## WHAT YOU NEED TO DO
Output the entries below so that they read exactly as they do now.

╔══

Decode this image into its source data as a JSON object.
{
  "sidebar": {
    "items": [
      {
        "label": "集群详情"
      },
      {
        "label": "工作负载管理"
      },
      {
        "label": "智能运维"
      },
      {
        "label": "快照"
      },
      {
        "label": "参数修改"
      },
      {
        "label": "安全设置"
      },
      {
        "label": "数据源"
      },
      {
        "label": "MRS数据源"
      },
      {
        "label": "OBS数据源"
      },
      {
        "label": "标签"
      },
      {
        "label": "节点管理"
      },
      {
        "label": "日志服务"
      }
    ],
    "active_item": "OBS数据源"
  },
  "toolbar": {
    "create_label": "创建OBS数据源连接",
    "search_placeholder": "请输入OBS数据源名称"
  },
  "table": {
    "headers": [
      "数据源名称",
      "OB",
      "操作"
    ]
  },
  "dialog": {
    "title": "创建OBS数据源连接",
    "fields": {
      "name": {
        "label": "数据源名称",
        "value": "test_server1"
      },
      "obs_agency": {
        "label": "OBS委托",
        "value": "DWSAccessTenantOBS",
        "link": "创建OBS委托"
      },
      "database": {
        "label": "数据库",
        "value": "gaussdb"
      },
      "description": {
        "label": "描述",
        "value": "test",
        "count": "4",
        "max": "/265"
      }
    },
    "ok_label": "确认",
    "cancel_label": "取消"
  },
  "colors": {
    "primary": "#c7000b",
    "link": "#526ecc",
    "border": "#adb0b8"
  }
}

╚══

## WRITTEN RESPONSE
Decode this image into its source data as a JSON object.
{
  "sidebar": {
    "items": [
      {
        "label": "集群详情"
      },
      {
        "label": "工作负载管理"
      },
      {
        "label": "智能运维"
      },
      {
        "label": "快照"
      },
      {
        "label": "参数修改"
      },
      {
        "label": "安全设置"
      },
      {
        "label": "数据源"
      },
      {
        "label": "MRS数据源"
      },
      {
        "label": "OBS数据源"
      },
      {
        "label": "标签"
      },
      {
        "label": "节点管理"
      },
      {
        "label": "日志服务"
      }
    ],
    "active_item": "OBS数据源"
  },
  "toolbar": {
    "create_label": "创建OBS数据源连接",
    "search_placeholder": "请输入OBS数据源名称"
  },
  "table": {
    "headers": [
      "数据源名称",
      "OB",
      "操作"
    ]
  },
  "dialog": {
    "title": "创建OBS数据源连接",
    "fields": {
      "name": {
        "label": "数据源名称",
        "value": "test_server1"
      },
      "obs_agency": {
        "label": "OBS委托",
        "value": "DWSAccessTenantOBS",
        "link": "创建OBS委托"
      },
      "database": {
        "label": "数据库",
        "value": "gaussdb"
      },
      "description": {
        "label": "描述",
        "value": "test",
        "count": "4",
        "max": "/265"
      }
    },
    "ok_label": "确认",
    "cancel_label": "取消"
  },
  "colors": {
    "primary": "#c7000b",
    "link": "#526ecc",
    "border": "#adb0b8"
  }
}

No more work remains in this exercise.